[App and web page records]
┄┄┄┄┄┄
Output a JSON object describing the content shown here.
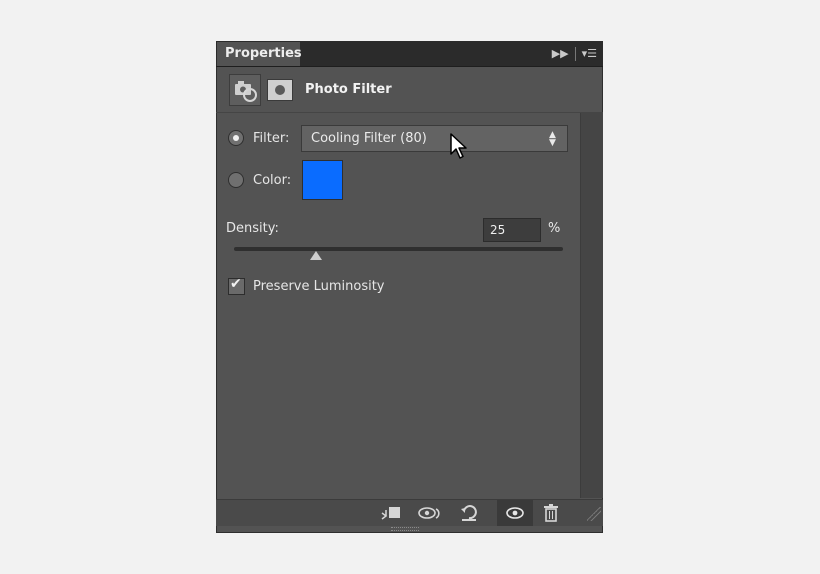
{
  "tab": {
    "label": "Properties"
  },
  "header": {
    "title": "Photo Filter"
  },
  "filter": {
    "label": "Filter:",
    "value": "Cooling Filter (80)",
    "selected": true
  },
  "color": {
    "label": "Color:",
    "swatch": "#0a6cff",
    "selected": false
  },
  "density": {
    "label": "Density:",
    "value": "25",
    "unit": "%",
    "slider_fraction": 0.25
  },
  "preserve": {
    "label": "Preserve Luminosity",
    "checked": true
  },
  "icons": {
    "tab_forward": "double-chevron-right-icon",
    "panel_menu": "panel-menu-icon",
    "adjustment": "adjustment-camera-icon",
    "mask": "mask-icon",
    "clip": "clip-to-layer-icon",
    "view_previous": "view-previous-state-icon",
    "reset": "reset-icon",
    "visibility": "eye-icon",
    "delete": "trash-icon"
  }
}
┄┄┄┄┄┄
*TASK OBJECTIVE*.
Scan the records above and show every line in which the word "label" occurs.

*ANSWER TO THIS EXERCISE*.
    "label": "Properties"
    "label": "Filter:",
    "label": "Color:",
    "label": "Density:",
    "label": "Preserve Luminosity",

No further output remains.